[Your goal]:
The task calls for each line of the records below in which the word "ServletWebRequest" appears.

[Given entries]:
=== Section Start ===

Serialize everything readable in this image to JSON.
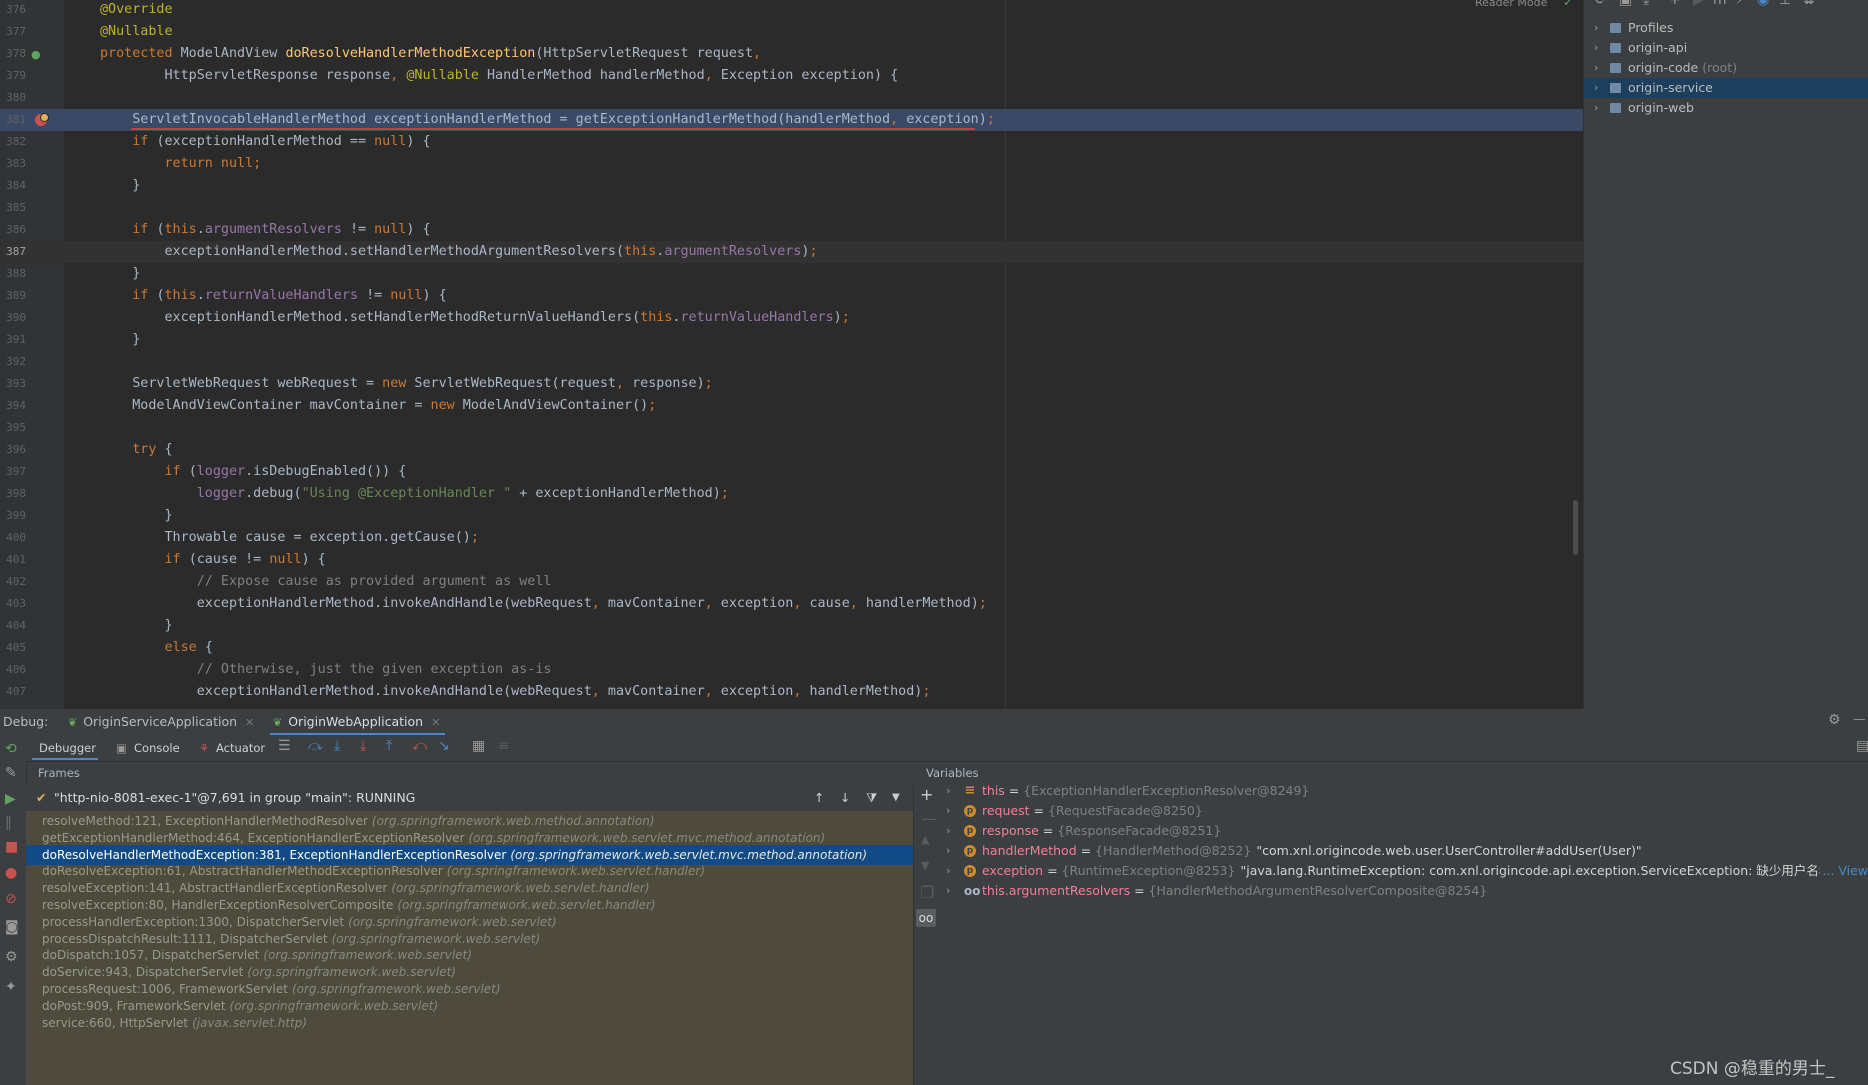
{
  "editor": {
    "reader_mode": "Reader Mode",
    "lines": [
      {
        "n": "376",
        "tokens": [
          [
            "an",
            "@Override"
          ]
        ]
      },
      {
        "n": "377",
        "tokens": [
          [
            "an",
            "@Nullable"
          ]
        ]
      },
      {
        "n": "378",
        "tokens": [
          [
            "kw",
            "protected "
          ],
          [
            "pl",
            "ModelAndView "
          ],
          [
            "fn",
            "doResolveHandlerMethodException"
          ],
          [
            "pl",
            "(HttpServletRequest request"
          ],
          [
            "kw",
            ","
          ]
        ]
      },
      {
        "n": "379",
        "tokens": [
          [
            "pl",
            "        HttpServletResponse response"
          ],
          [
            "kw",
            ", "
          ],
          [
            "an",
            "@Nullable "
          ],
          [
            "pl",
            "HandlerMethod handlerMethod"
          ],
          [
            "kw",
            ", "
          ],
          [
            "pl",
            "Exception exception) {"
          ]
        ]
      },
      {
        "n": "380",
        "tokens": []
      },
      {
        "n": "381",
        "tokens": [
          [
            "pl",
            "    ServletInvocableHandlerMethod exceptionHandlerMethod = getExceptionHandlerMethod(handlerMethod"
          ],
          [
            "kw",
            ", "
          ],
          [
            "pl",
            "exception)"
          ],
          [
            "kw",
            ";"
          ]
        ]
      },
      {
        "n": "382",
        "tokens": [
          [
            "kw",
            "    if "
          ],
          [
            "pl",
            "(exceptionHandlerMethod == "
          ],
          [
            "kw",
            "null"
          ],
          [
            "pl",
            ") {"
          ]
        ]
      },
      {
        "n": "383",
        "tokens": [
          [
            "kw",
            "        return null;"
          ]
        ]
      },
      {
        "n": "384",
        "tokens": [
          [
            "pl",
            "    }"
          ]
        ]
      },
      {
        "n": "385",
        "tokens": []
      },
      {
        "n": "386",
        "tokens": [
          [
            "kw",
            "    if "
          ],
          [
            "pl",
            "("
          ],
          [
            "kw",
            "this"
          ],
          [
            "pl",
            "."
          ],
          [
            "fld",
            "argumentResolvers "
          ],
          [
            "pl",
            "!= "
          ],
          [
            "kw",
            "null"
          ],
          [
            "pl",
            ") {"
          ]
        ]
      },
      {
        "n": "387",
        "tokens": [
          [
            "pl",
            "        exceptionHandlerMethod.setHandlerMethodArgumentResolvers("
          ],
          [
            "kw",
            "this"
          ],
          [
            "pl",
            "."
          ],
          [
            "fld",
            "argumentResolvers"
          ],
          [
            "pl",
            ")"
          ],
          [
            "kw",
            ";"
          ]
        ]
      },
      {
        "n": "388",
        "tokens": [
          [
            "pl",
            "    }"
          ]
        ]
      },
      {
        "n": "389",
        "tokens": [
          [
            "kw",
            "    if "
          ],
          [
            "pl",
            "("
          ],
          [
            "kw",
            "this"
          ],
          [
            "pl",
            "."
          ],
          [
            "fld",
            "returnValueHandlers "
          ],
          [
            "pl",
            "!= "
          ],
          [
            "kw",
            "null"
          ],
          [
            "pl",
            ") {"
          ]
        ]
      },
      {
        "n": "390",
        "tokens": [
          [
            "pl",
            "        exceptionHandlerMethod.setHandlerMethodReturnValueHandlers("
          ],
          [
            "kw",
            "this"
          ],
          [
            "pl",
            "."
          ],
          [
            "fld",
            "returnValueHandlers"
          ],
          [
            "pl",
            ")"
          ],
          [
            "kw",
            ";"
          ]
        ]
      },
      {
        "n": "391",
        "tokens": [
          [
            "pl",
            "    }"
          ]
        ]
      },
      {
        "n": "392",
        "tokens": []
      },
      {
        "n": "393",
        "tokens": [
          [
            "pl",
            "    ServletWebRequest webRequest = "
          ],
          [
            "kw",
            "new "
          ],
          [
            "pl",
            "ServletWebRequest(request"
          ],
          [
            "kw",
            ", "
          ],
          [
            "pl",
            "response)"
          ],
          [
            "kw",
            ";"
          ]
        ]
      },
      {
        "n": "394",
        "tokens": [
          [
            "pl",
            "    ModelAndViewContainer mavContainer = "
          ],
          [
            "kw",
            "new "
          ],
          [
            "pl",
            "ModelAndViewContainer()"
          ],
          [
            "kw",
            ";"
          ]
        ]
      },
      {
        "n": "395",
        "tokens": []
      },
      {
        "n": "396",
        "tokens": [
          [
            "kw",
            "    try "
          ],
          [
            "pl",
            "{"
          ]
        ]
      },
      {
        "n": "397",
        "tokens": [
          [
            "kw",
            "        if "
          ],
          [
            "pl",
            "("
          ],
          [
            "fld",
            "logger"
          ],
          [
            "pl",
            ".isDebugEnabled()) {"
          ]
        ]
      },
      {
        "n": "398",
        "tokens": [
          [
            "fld",
            "            logger"
          ],
          [
            "pl",
            ".debug("
          ],
          [
            "str",
            "\"Using @ExceptionHandler \" "
          ],
          [
            "pl",
            "+ exceptionHandlerMethod)"
          ],
          [
            "kw",
            ";"
          ]
        ]
      },
      {
        "n": "399",
        "tokens": [
          [
            "pl",
            "        }"
          ]
        ]
      },
      {
        "n": "400",
        "tokens": [
          [
            "pl",
            "        Throwable cause = exception.getCause()"
          ],
          [
            "kw",
            ";"
          ]
        ]
      },
      {
        "n": "401",
        "tokens": [
          [
            "kw",
            "        if "
          ],
          [
            "pl",
            "(cause != "
          ],
          [
            "kw",
            "null"
          ],
          [
            "pl",
            ") {"
          ]
        ]
      },
      {
        "n": "402",
        "tokens": [
          [
            "cm",
            "            // Expose cause as provided argument as well"
          ]
        ]
      },
      {
        "n": "403",
        "tokens": [
          [
            "pl",
            "            exceptionHandlerMethod.invokeAndHandle(webRequest"
          ],
          [
            "kw",
            ", "
          ],
          [
            "pl",
            "mavContainer"
          ],
          [
            "kw",
            ", "
          ],
          [
            "pl",
            "exception"
          ],
          [
            "kw",
            ", "
          ],
          [
            "pl",
            "cause"
          ],
          [
            "kw",
            ", "
          ],
          [
            "pl",
            "handlerMethod)"
          ],
          [
            "kw",
            ";"
          ]
        ]
      },
      {
        "n": "404",
        "tokens": [
          [
            "pl",
            "        }"
          ]
        ]
      },
      {
        "n": "405",
        "tokens": [
          [
            "kw",
            "        else "
          ],
          [
            "pl",
            "{"
          ]
        ]
      },
      {
        "n": "406",
        "tokens": [
          [
            "cm",
            "            // Otherwise, just the given exception as-is"
          ]
        ]
      },
      {
        "n": "407",
        "tokens": [
          [
            "pl",
            "            exceptionHandlerMethod.invokeAndHandle(webRequest"
          ],
          [
            "kw",
            ", "
          ],
          [
            "pl",
            "mavContainer"
          ],
          [
            "kw",
            ", "
          ],
          [
            "pl",
            "exception"
          ],
          [
            "kw",
            ", "
          ],
          [
            "pl",
            "handlerMethod)"
          ],
          [
            "kw",
            ";"
          ]
        ]
      }
    ]
  },
  "project": {
    "items": [
      {
        "label": "Profiles",
        "note": ""
      },
      {
        "label": "origin-api",
        "note": ""
      },
      {
        "label": "origin-code",
        "note": "(root)"
      },
      {
        "label": "origin-service",
        "note": ""
      },
      {
        "label": "origin-web",
        "note": ""
      }
    ],
    "selected": 3
  },
  "debug": {
    "label": "Debug:",
    "tabs": [
      "OriginServiceApplication",
      "OriginWebApplication"
    ],
    "toolbar": {
      "debugger": "Debugger",
      "console": "Console",
      "actuator": "Actuator"
    },
    "frames_title": "Frames",
    "variables_title": "Variables",
    "thread": "\"http-nio-8081-exec-1\"@7,691 in group \"main\": RUNNING",
    "frames": [
      {
        "m": "resolveMethod:121, ExceptionHandlerMethodResolver",
        "p": "(org.springframework.web.method.annotation)"
      },
      {
        "m": "getExceptionHandlerMethod:464, ExceptionHandlerExceptionResolver",
        "p": "(org.springframework.web.servlet.mvc.method.annotation)"
      },
      {
        "m": "doResolveHandlerMethodException:381, ExceptionHandlerExceptionResolver",
        "p": "(org.springframework.web.servlet.mvc.method.annotation)"
      },
      {
        "m": "doResolveException:61, AbstractHandlerMethodExceptionResolver",
        "p": "(org.springframework.web.servlet.handler)"
      },
      {
        "m": "resolveException:141, AbstractHandlerExceptionResolver",
        "p": "(org.springframework.web.servlet.handler)"
      },
      {
        "m": "resolveException:80, HandlerExceptionResolverComposite",
        "p": "(org.springframework.web.servlet.handler)"
      },
      {
        "m": "processHandlerException:1300, DispatcherServlet",
        "p": "(org.springframework.web.servlet)"
      },
      {
        "m": "processDispatchResult:1111, DispatcherServlet",
        "p": "(org.springframework.web.servlet)"
      },
      {
        "m": "doDispatch:1057, DispatcherServlet",
        "p": "(org.springframework.web.servlet)"
      },
      {
        "m": "doService:943, DispatcherServlet",
        "p": "(org.springframework.web.servlet)"
      },
      {
        "m": "processRequest:1006, FrameworkServlet",
        "p": "(org.springframework.web.servlet)"
      },
      {
        "m": "doPost:909, FrameworkServlet",
        "p": "(org.springframework.web.servlet)"
      },
      {
        "m": "service:660, HttpServlet",
        "p": "(javax.servlet.http)"
      }
    ],
    "selected_frame": 2,
    "variables": [
      {
        "icon": "eq",
        "name": "this",
        "type": "{ExceptionHandlerExceptionResolver@8249}",
        "value": ""
      },
      {
        "icon": "p",
        "name": "request",
        "type": "{RequestFacade@8250}",
        "value": ""
      },
      {
        "icon": "p",
        "name": "response",
        "type": "{ResponseFacade@8251}",
        "value": ""
      },
      {
        "icon": "p",
        "name": "handlerMethod",
        "type": "{HandlerMethod@8252}",
        "value": "\"com.xnl.origincode.web.user.UserController#addUser(User)\""
      },
      {
        "icon": "p",
        "name": "exception",
        "type": "{RuntimeException@8253}",
        "value": "\"java.lang.RuntimeException: com.xnl.origincode.api.exception.ServiceException: 缺少用户名称\\ncom"
      },
      {
        "icon": "oo",
        "name": "this.argumentResolvers",
        "type": "{HandlerMethodArgumentResolverComposite@8254}",
        "value": ""
      }
    ],
    "view_link": "... View"
  },
  "watermark": "CSDN @稳重的男士_"
}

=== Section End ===

[Output for this exercise]:
            "    ServletWebRequest webRequest = "
            "ServletWebRequest(request"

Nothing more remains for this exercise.